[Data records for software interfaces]
####################

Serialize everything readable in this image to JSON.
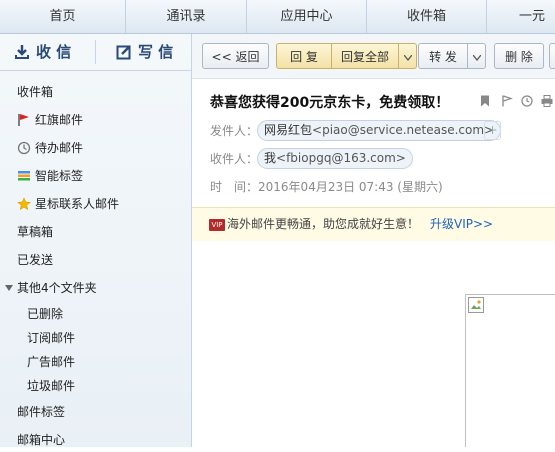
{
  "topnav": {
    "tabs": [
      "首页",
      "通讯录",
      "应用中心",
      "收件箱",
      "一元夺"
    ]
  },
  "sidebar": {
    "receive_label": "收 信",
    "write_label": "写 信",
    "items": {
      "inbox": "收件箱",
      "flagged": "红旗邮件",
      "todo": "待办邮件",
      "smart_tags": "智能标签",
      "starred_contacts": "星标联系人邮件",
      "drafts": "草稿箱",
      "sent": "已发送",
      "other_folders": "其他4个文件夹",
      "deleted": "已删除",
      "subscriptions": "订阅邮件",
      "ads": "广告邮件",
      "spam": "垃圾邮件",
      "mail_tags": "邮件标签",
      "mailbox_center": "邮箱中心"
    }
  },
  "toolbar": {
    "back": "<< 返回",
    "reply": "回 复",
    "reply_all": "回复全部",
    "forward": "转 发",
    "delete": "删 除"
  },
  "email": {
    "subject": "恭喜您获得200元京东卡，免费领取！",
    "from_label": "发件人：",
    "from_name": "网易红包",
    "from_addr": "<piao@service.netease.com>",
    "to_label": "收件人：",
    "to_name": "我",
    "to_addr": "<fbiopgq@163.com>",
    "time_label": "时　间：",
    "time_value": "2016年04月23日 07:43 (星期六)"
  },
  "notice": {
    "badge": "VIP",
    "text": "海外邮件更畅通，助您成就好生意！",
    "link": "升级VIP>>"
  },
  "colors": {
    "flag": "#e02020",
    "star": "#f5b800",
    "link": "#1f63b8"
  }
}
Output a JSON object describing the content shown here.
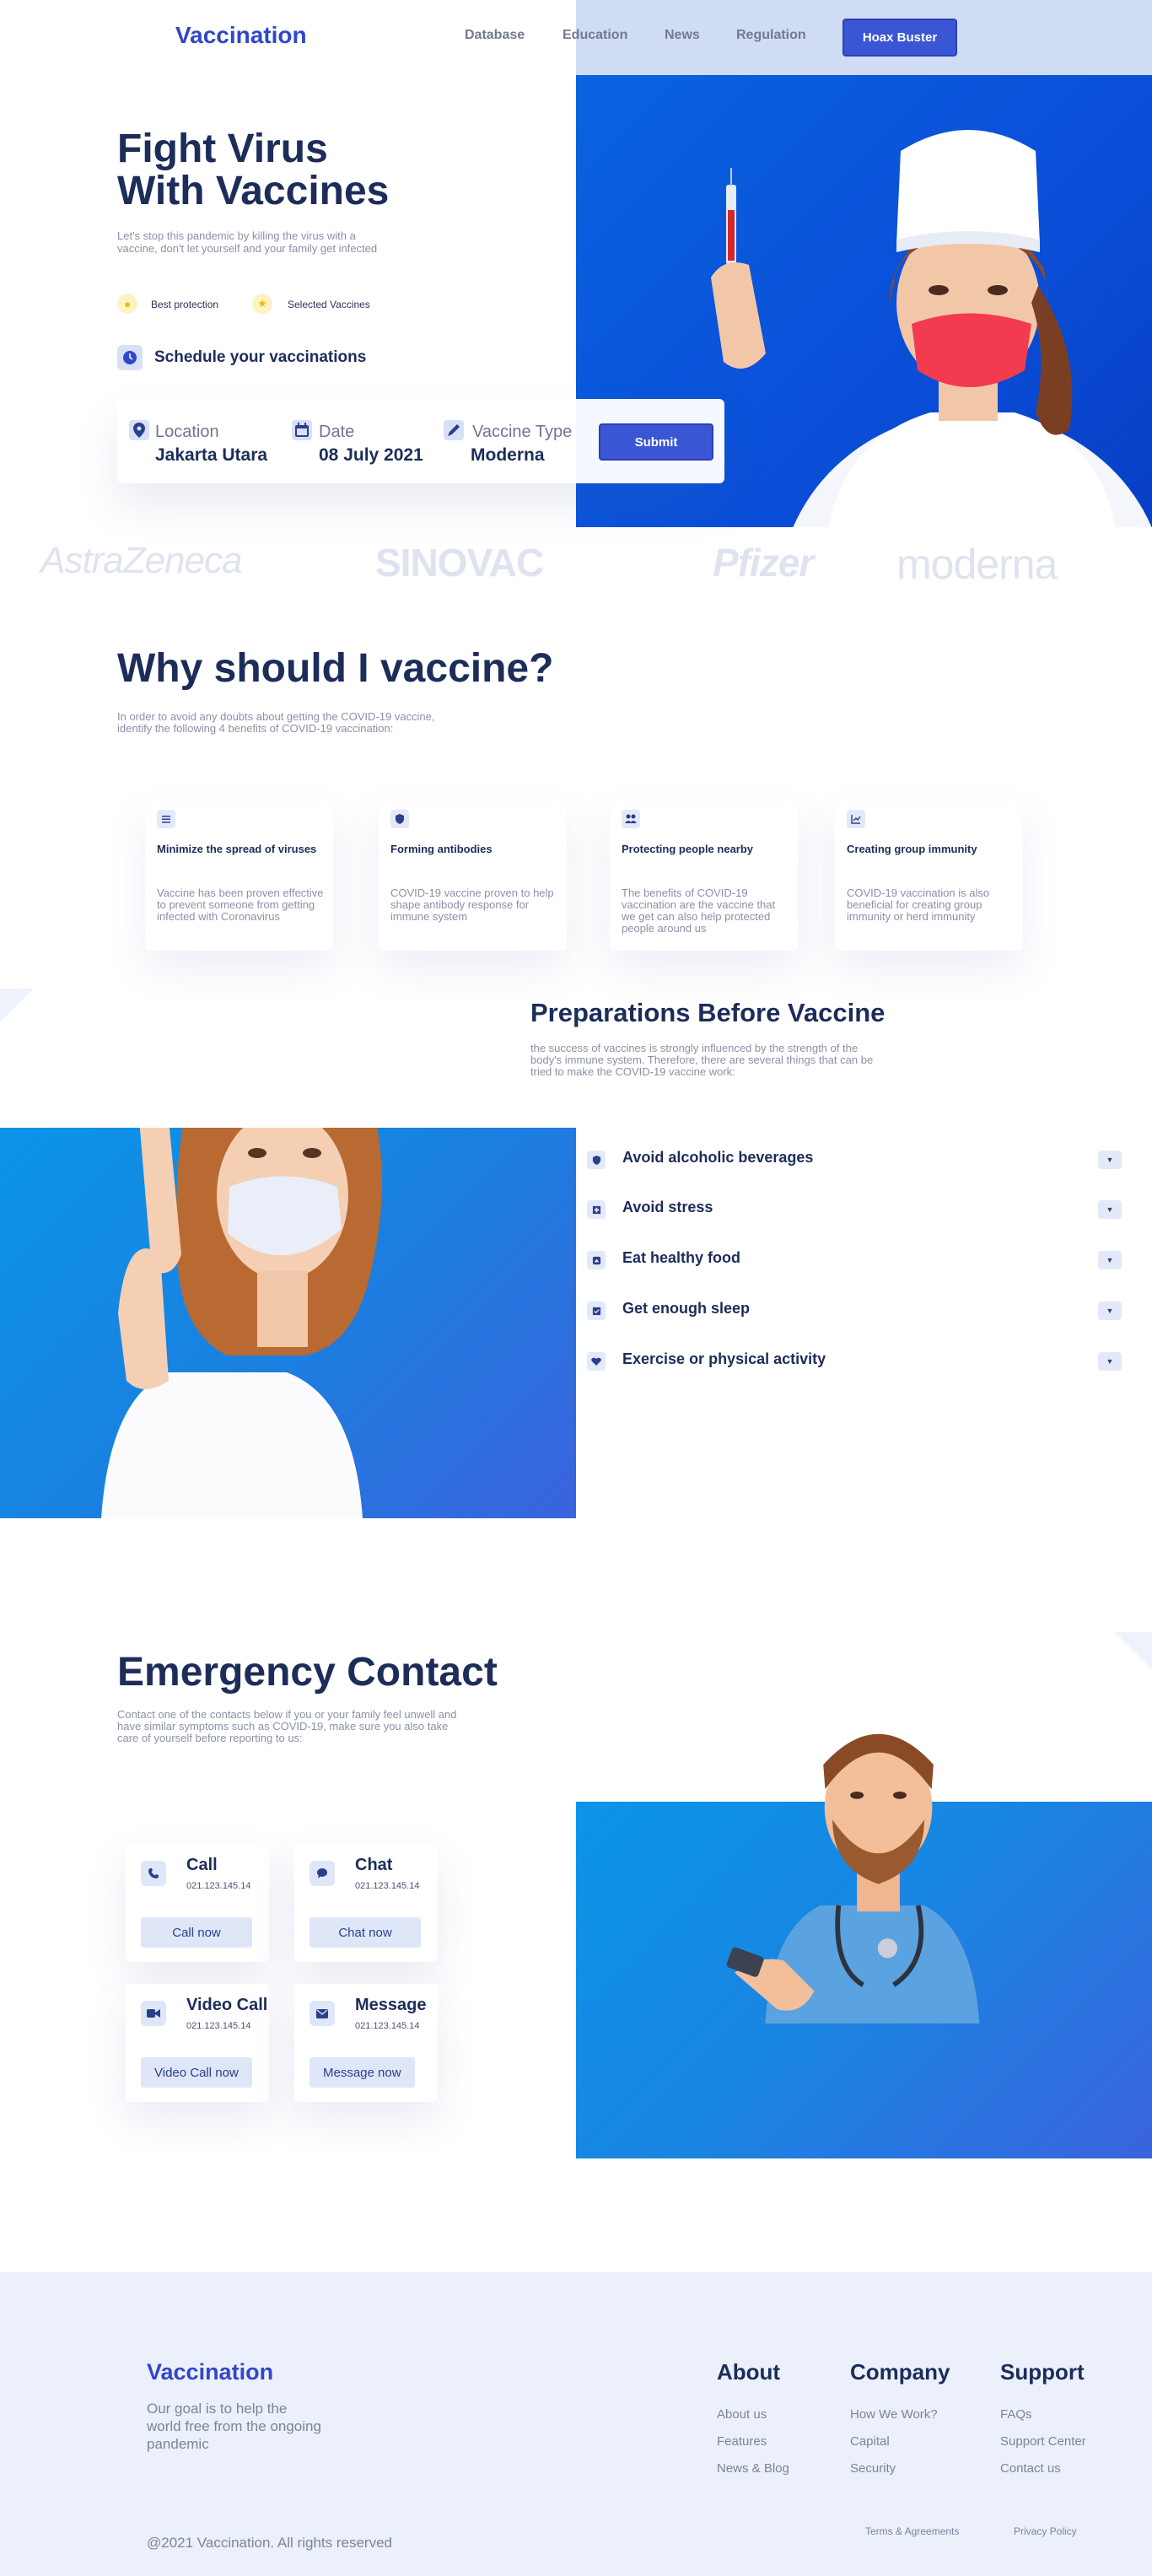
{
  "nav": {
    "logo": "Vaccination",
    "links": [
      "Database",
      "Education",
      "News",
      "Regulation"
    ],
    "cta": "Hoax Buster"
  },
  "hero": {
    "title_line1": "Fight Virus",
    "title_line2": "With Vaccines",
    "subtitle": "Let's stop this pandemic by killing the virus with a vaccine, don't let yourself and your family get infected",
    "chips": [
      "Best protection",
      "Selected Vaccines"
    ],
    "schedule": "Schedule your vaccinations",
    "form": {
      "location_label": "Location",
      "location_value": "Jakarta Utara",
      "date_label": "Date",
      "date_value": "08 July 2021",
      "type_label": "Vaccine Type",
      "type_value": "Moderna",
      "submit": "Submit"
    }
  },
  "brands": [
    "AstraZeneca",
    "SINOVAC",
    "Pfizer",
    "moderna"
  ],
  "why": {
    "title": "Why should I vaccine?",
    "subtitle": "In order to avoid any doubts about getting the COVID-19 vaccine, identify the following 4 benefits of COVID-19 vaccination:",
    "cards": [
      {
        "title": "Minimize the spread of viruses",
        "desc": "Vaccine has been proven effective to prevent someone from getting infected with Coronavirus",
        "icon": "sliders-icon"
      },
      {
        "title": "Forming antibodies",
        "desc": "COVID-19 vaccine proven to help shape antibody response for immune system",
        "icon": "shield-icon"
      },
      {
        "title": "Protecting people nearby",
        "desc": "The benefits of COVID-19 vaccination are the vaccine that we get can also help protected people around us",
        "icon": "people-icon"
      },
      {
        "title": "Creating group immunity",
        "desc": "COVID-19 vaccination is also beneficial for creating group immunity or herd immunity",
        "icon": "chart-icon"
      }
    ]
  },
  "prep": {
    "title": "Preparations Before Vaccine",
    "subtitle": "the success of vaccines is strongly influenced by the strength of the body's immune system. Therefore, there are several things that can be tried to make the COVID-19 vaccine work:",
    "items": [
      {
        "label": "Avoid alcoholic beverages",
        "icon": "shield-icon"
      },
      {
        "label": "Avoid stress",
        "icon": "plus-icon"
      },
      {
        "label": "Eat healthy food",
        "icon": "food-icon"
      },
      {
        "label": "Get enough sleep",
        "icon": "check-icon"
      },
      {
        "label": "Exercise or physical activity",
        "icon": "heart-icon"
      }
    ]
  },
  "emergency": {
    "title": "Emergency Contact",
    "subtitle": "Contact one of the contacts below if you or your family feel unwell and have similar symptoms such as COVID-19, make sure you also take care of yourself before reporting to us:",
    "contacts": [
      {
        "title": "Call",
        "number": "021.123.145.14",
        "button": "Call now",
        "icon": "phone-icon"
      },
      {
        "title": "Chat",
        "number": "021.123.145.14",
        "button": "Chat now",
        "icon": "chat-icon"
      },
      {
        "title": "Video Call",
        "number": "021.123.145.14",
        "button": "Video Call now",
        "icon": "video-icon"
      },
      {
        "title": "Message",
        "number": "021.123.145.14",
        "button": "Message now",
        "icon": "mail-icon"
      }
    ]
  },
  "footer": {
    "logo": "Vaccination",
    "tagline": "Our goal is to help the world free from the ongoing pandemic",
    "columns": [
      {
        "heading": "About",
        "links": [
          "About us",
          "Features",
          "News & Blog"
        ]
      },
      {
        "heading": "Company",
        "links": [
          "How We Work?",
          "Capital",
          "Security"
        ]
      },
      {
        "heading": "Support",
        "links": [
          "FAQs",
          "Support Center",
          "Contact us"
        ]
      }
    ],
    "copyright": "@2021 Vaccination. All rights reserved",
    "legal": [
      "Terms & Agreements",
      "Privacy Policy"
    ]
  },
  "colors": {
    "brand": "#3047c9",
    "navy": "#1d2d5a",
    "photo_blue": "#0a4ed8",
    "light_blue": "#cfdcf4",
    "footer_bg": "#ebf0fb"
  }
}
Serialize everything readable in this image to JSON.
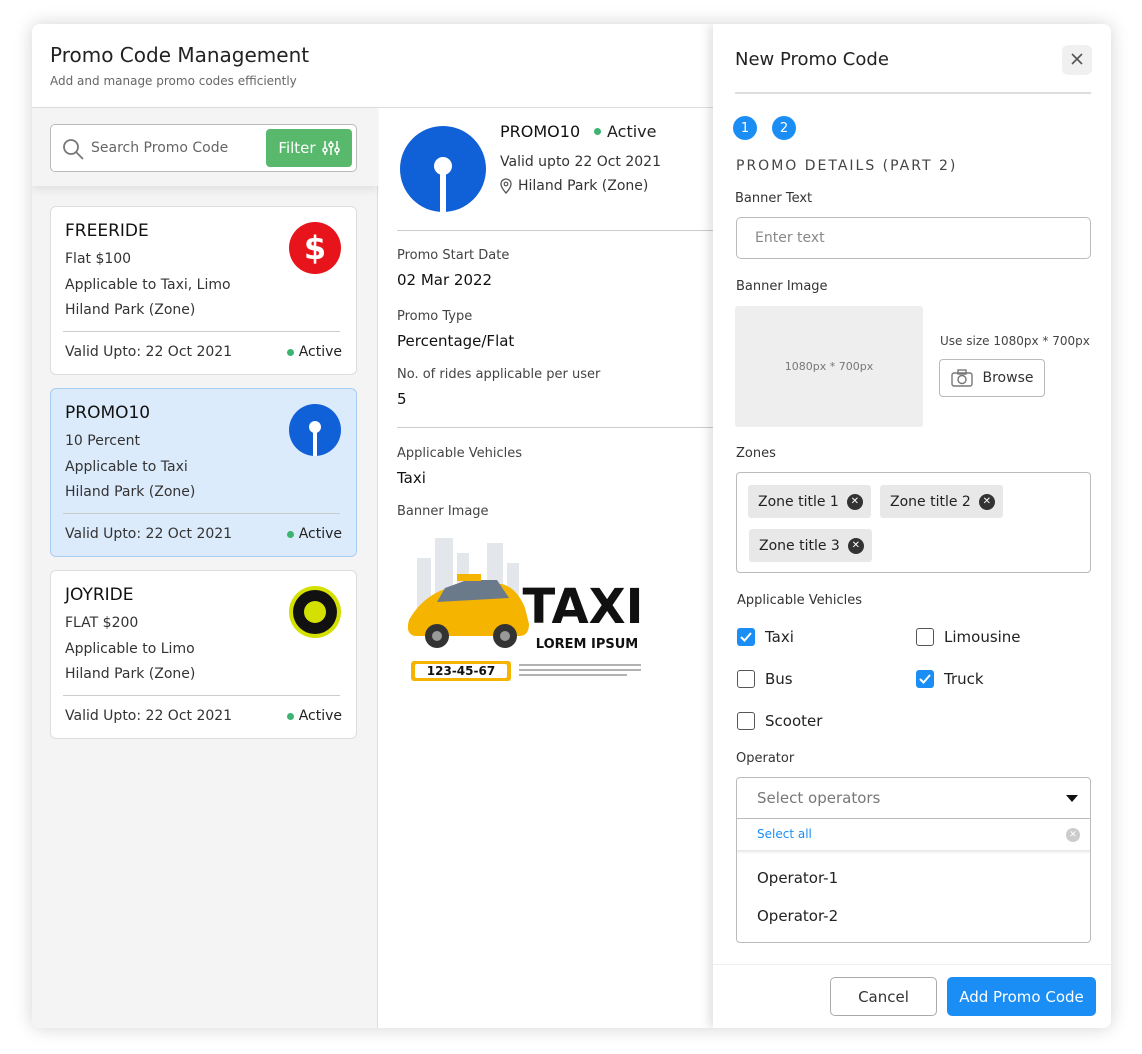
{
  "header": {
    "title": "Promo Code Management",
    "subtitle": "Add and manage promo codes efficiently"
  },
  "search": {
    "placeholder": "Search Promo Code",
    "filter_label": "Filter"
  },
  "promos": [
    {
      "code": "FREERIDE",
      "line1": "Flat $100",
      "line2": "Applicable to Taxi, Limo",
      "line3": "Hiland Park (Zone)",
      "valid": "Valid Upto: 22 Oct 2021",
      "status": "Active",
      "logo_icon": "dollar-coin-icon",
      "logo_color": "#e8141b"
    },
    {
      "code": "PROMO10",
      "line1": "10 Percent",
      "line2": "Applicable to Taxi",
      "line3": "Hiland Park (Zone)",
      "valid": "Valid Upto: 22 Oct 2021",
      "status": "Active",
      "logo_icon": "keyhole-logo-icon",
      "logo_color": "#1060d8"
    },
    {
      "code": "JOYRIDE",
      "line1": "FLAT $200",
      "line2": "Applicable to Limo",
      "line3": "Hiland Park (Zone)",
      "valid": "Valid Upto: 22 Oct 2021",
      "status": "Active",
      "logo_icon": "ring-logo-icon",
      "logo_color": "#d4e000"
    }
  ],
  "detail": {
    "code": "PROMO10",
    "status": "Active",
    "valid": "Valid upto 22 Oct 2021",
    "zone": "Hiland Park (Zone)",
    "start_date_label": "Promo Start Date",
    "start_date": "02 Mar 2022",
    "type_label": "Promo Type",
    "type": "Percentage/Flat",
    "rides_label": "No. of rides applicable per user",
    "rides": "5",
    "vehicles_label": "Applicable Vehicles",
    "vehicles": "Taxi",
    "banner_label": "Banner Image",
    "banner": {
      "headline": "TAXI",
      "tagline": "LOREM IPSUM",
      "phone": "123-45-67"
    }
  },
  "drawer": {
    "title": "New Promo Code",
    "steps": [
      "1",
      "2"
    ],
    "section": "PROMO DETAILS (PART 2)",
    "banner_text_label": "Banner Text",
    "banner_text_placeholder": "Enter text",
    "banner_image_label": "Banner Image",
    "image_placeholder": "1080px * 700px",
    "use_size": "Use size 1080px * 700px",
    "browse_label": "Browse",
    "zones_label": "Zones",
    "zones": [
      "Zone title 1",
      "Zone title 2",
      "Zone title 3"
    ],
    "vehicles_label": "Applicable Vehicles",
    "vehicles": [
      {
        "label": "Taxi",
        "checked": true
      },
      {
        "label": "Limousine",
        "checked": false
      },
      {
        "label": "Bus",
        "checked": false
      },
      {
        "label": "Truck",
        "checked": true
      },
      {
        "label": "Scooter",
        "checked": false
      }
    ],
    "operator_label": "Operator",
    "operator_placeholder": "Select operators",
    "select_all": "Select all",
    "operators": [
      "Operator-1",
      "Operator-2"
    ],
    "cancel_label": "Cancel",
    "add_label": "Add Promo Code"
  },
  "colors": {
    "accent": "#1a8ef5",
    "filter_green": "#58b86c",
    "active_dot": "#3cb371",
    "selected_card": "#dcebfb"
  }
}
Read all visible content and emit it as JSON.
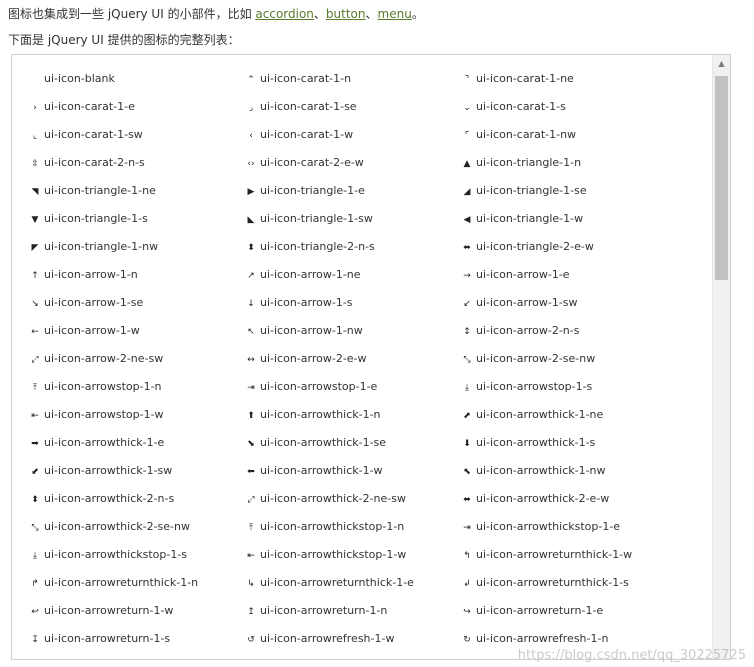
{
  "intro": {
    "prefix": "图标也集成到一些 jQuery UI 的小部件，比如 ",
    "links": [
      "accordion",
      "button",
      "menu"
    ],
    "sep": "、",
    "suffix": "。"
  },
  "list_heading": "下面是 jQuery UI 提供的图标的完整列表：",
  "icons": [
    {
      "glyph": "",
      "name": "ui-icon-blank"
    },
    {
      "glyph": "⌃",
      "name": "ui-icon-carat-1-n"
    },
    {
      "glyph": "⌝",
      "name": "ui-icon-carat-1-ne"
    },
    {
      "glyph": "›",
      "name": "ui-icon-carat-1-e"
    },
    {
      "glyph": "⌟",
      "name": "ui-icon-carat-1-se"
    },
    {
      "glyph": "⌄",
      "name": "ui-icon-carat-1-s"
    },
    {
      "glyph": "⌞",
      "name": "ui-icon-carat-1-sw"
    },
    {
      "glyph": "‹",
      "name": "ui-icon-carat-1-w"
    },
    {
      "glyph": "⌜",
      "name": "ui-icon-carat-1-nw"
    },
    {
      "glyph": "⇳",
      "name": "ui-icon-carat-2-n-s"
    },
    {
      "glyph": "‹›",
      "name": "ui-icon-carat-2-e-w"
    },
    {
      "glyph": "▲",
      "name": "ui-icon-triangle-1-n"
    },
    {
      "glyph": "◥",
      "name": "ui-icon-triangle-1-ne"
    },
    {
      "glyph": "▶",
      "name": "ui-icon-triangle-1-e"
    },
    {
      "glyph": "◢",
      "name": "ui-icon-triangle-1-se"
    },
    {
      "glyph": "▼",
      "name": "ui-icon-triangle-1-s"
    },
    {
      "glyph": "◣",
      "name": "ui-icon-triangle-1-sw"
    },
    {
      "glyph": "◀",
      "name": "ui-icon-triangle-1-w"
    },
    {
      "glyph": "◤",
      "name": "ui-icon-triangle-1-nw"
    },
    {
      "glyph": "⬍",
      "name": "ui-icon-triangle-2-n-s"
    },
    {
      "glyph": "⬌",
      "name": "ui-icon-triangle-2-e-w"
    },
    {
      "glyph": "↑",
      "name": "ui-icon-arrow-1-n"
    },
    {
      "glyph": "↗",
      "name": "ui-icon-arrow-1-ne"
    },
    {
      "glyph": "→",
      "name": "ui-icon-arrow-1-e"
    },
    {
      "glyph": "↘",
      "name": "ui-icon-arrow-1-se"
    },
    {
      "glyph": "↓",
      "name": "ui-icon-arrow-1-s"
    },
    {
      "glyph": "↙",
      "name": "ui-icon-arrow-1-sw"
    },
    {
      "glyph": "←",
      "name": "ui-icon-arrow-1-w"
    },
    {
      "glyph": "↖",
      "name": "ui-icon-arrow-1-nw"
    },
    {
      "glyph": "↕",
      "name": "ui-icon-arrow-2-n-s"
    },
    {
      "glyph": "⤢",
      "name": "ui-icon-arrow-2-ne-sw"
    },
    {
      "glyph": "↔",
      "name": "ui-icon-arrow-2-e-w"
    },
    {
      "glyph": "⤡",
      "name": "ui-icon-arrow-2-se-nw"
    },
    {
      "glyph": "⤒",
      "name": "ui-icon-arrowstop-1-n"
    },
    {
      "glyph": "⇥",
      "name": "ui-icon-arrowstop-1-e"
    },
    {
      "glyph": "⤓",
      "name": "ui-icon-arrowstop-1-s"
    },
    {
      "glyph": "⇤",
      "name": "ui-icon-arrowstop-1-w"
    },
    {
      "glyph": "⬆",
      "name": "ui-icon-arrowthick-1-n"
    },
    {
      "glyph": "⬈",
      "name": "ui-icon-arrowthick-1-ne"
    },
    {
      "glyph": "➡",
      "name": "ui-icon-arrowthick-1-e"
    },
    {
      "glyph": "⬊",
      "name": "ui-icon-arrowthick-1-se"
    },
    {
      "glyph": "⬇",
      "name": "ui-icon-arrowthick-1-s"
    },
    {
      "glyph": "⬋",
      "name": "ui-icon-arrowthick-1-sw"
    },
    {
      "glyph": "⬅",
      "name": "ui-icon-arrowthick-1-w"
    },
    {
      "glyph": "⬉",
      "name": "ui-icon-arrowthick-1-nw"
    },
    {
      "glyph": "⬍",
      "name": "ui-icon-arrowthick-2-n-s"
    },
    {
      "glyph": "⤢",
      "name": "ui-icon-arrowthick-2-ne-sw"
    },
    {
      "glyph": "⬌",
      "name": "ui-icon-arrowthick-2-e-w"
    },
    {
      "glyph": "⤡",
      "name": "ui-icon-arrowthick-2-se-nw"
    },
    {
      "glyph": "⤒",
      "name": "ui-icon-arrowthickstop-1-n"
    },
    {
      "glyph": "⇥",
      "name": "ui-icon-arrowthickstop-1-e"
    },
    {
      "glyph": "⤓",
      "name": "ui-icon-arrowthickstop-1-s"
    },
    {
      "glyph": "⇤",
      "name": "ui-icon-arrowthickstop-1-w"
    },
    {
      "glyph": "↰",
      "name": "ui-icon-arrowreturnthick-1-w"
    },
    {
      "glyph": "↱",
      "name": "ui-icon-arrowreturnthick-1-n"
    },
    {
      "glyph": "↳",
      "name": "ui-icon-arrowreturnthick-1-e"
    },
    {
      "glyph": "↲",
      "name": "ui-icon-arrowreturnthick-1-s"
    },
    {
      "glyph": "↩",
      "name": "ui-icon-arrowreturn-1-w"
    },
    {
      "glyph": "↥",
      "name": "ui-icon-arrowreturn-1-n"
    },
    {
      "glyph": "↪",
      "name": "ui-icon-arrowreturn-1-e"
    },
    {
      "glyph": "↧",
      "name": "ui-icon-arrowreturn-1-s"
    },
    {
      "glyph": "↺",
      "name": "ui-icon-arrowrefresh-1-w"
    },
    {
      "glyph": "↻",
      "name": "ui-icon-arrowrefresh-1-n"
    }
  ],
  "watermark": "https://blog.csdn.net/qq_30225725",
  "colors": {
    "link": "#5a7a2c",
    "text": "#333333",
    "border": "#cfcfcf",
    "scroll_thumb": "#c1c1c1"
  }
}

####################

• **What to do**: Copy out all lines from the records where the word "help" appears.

• **The answer**:
        "desc": "COVID-19 vaccine proven to help shape antibody response for immune system",
        "desc": "The benefits of COVID-19 vaccination are the vaccine that we get can also help protected people around us",
    "tagline": "Our goal is to help the world free from the ongoing pandemic",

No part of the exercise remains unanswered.